September 10, 2008
Fixing "Mr. Hubble"
“It’s almost impossible not to feel like Hubble is almost a living being,” STS-125 astronaut John Grunsfeld said at a press conference September 9. “I feel like Hubble is kind of a friend I haven’t seen for a long time.”
The October shuttle flight to repair the Hubble Space Telescope will be Grunsfeld’s fifth trip into space and third visit to the orbiting facility he affectionately calls “Mr. Hubble.” He did 16 hours of spacewalks on STS-103 in December 1999, and 21 hours more on STS-109 in March 2002 to repair and upgrade the famous telescope. The astrophysicist turned telescope mechanic will participate in three of the five spacewalks planned for the STS-125 mission.
This shuttle mission is considered the most dangerous to date. The chance of impact from orbital debris is estimated at 1 in 185 for the 350-mile altitude orbit, versus a 1 in 300 risk for the 200-mile-high space station orbit. But the primary danger is of damage to the shuttle tiles during launch. Damage to the wings from foam falling off the external fuel tank caused the breakup and destruction of the Space Shuttle Columbia in 2003. Though processes have been changed to limit the amount of foam that comes off during launch, the risk remains at about 1 in 80. Shuttle Program Manager John Shannon told reporters that historically, the risk of a catastrophic failure is closer to 1 in 60.
If an orbital inspection reveals damage to critical areas on Atlantis such as what caused the destruction of Columbia, the space station is not available as a safe haven. The crew will power down the vehicle and wait for the Space Shuttle Endeavour (STS-400), to launch and provide a ride home for the seven crewmembers.
STS-125 Commander Scott Altman said that if necessary, they are prepared to abandon Atlantis in space and spacewalk over to Endeavour. “It is a viable rescue option,” he said. Noting that having four well-trained spacewalkers to escort the other three crewmembers across the void, “We’re very well prepared for that.”
When asked if they considered the repair of Hubble to be worth the risk, the crew were unanimous in their agreement. “Hubble has a huge science payoff,” one of the rookie spacewalkers, Mike Good (“Bueno”) said. “It’s well worth the cost.”
Commander Altman summed up the crew’s opinion: “This is a mission that can and should be flown.”
Grunsfeld said that he was “thrilled to be able to go back to Hubble,” and that what the telescope will do with its five to ten years of new capability will “knock your socks off.” He added that “There is a story to Hubble that has been unfolding over the last 20 years like a great novel.

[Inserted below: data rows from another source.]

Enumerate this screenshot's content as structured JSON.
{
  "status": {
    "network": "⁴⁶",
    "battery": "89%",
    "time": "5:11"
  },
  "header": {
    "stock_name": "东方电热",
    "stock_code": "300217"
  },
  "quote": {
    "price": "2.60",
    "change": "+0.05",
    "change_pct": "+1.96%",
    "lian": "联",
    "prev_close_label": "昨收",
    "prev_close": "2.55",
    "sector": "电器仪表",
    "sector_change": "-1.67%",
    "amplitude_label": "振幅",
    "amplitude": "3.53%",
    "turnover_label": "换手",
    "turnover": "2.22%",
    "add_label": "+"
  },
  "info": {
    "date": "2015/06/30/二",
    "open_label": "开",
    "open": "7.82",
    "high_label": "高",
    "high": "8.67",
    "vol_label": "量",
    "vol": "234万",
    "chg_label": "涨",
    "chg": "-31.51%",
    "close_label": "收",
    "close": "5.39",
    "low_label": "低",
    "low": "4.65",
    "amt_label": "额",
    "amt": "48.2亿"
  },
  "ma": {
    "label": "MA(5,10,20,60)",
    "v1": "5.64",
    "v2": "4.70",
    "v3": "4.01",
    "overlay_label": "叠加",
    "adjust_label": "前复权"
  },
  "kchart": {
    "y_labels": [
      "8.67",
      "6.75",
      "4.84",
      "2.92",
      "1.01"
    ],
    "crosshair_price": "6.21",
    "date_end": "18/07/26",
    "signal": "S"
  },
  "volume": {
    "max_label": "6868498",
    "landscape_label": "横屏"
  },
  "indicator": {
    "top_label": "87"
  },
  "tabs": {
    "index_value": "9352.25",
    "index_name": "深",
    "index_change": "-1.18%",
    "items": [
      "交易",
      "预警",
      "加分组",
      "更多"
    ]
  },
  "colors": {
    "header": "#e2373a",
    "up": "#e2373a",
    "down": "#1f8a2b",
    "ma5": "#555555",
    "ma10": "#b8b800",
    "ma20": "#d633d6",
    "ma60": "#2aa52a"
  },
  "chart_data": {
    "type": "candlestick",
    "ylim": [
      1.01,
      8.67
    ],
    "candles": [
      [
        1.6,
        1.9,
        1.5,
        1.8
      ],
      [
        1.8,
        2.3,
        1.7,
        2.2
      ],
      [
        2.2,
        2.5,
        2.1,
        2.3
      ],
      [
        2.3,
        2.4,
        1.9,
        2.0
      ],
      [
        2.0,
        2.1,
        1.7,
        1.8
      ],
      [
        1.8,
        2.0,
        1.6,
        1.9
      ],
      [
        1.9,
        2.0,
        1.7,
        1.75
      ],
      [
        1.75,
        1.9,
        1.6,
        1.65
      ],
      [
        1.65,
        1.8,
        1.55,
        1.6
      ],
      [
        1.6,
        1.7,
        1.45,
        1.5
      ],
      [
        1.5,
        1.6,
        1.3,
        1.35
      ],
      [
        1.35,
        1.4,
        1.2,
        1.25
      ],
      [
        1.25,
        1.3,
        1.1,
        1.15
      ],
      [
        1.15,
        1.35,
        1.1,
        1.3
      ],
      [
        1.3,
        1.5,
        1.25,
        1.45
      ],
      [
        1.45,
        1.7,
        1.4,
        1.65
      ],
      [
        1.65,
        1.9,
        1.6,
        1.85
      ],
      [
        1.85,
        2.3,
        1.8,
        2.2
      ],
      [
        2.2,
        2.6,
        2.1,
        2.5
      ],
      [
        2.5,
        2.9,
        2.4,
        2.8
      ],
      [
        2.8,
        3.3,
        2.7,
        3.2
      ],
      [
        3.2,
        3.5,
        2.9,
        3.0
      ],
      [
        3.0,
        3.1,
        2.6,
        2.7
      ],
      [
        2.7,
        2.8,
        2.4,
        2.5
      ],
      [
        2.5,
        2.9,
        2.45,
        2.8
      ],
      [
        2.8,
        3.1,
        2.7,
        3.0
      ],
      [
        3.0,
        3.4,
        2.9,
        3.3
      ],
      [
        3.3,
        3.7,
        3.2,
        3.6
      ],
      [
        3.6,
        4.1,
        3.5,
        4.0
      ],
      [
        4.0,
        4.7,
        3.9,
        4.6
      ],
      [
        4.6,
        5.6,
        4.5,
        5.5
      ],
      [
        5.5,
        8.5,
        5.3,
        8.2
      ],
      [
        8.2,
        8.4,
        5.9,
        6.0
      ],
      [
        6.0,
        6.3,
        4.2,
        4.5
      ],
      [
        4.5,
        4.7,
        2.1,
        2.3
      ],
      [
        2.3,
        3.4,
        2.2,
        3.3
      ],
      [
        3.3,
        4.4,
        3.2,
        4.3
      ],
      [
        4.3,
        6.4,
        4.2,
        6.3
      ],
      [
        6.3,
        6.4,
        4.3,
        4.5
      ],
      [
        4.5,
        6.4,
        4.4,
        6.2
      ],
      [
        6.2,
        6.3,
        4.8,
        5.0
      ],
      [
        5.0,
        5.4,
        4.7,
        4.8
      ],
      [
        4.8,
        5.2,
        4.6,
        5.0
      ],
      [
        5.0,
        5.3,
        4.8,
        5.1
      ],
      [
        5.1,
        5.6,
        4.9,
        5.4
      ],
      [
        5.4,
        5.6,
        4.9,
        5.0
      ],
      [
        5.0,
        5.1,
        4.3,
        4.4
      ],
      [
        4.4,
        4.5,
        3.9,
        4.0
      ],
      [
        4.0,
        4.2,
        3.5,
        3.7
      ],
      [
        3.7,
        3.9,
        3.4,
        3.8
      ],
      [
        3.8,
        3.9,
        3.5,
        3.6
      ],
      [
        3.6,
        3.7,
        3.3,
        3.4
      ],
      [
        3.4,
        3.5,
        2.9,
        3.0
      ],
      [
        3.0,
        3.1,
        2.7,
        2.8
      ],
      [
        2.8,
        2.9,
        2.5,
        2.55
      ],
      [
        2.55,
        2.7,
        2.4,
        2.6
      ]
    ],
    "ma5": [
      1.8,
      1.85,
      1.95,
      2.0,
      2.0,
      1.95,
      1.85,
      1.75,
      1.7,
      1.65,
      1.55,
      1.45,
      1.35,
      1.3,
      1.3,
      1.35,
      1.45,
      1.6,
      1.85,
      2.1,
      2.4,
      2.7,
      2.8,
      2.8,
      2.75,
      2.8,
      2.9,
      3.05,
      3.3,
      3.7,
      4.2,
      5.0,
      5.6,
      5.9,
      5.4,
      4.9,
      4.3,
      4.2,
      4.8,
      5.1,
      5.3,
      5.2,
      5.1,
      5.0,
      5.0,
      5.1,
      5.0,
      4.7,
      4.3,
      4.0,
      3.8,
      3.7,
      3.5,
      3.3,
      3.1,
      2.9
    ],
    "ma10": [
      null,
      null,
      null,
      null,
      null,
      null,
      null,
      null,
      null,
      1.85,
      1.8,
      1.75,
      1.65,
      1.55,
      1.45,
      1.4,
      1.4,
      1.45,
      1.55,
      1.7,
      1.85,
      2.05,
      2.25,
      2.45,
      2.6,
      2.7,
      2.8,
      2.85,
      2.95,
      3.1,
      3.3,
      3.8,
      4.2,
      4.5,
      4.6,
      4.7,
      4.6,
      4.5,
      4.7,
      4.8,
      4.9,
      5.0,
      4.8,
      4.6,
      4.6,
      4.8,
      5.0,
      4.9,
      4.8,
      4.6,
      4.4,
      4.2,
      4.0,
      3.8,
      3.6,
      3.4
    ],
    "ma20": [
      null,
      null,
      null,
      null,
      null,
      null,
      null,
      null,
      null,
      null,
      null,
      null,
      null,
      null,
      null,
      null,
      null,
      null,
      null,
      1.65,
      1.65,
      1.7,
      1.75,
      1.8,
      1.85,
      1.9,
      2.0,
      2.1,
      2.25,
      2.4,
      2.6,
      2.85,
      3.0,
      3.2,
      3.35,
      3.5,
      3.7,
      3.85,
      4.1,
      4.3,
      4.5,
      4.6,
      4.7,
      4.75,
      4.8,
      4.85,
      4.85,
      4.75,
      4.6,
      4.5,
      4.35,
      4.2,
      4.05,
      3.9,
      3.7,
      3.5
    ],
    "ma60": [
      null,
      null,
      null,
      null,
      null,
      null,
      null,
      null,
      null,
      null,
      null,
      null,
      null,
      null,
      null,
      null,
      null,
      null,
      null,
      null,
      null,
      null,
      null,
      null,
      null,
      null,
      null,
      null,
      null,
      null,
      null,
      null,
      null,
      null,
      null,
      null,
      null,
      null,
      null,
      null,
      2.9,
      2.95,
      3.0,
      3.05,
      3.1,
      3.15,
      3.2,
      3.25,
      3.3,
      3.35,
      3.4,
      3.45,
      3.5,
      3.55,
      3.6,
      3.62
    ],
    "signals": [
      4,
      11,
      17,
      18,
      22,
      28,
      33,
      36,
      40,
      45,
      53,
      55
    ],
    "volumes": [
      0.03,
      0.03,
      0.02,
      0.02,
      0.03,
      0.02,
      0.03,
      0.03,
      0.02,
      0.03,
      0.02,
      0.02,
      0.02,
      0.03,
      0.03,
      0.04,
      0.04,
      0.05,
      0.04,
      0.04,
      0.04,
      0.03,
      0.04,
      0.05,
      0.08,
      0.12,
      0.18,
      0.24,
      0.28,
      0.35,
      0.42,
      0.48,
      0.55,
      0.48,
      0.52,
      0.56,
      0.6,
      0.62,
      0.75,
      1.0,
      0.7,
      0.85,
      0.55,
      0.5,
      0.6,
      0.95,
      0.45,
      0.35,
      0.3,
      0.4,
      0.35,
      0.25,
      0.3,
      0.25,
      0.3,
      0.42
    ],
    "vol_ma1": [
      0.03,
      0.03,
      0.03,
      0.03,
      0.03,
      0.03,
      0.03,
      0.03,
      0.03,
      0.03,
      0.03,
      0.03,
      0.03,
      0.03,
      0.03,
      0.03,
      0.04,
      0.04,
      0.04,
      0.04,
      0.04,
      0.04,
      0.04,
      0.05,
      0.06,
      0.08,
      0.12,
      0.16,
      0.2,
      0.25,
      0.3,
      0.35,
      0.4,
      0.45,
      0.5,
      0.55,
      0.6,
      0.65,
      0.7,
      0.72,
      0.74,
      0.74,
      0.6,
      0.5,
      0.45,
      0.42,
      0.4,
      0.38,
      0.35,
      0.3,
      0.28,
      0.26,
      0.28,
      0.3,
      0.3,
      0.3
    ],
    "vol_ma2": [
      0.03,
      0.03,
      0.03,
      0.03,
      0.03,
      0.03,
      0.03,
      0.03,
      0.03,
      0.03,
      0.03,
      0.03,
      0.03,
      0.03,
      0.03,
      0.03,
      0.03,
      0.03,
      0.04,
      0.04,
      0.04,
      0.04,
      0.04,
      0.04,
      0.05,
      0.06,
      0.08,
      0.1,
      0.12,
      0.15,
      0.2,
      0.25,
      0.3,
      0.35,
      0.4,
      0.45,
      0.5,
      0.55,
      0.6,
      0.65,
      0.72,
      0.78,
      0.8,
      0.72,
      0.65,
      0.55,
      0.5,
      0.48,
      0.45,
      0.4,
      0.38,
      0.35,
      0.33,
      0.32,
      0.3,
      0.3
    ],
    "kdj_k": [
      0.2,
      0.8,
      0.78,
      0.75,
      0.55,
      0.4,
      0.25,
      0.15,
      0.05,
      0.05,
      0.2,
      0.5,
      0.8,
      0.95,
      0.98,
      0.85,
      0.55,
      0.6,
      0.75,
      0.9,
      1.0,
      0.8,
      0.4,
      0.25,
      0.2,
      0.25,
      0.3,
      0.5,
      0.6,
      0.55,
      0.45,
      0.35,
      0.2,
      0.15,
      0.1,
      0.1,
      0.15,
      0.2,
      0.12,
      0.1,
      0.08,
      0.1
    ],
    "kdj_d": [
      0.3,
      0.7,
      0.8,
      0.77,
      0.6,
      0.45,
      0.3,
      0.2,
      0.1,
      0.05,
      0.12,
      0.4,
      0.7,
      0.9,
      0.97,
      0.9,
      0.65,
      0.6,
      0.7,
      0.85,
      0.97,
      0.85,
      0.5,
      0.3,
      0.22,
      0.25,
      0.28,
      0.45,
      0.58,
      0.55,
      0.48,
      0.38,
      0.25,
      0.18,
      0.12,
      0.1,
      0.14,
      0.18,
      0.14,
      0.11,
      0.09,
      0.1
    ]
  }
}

There are surprises, and we don’t know how it will end.
The next chapter is currently scheduled to launch Friday, October 10, 2008.
To the stars,
Former NASA flight controller;
Posted by m_dyson at September 10, 2008 01:00 PM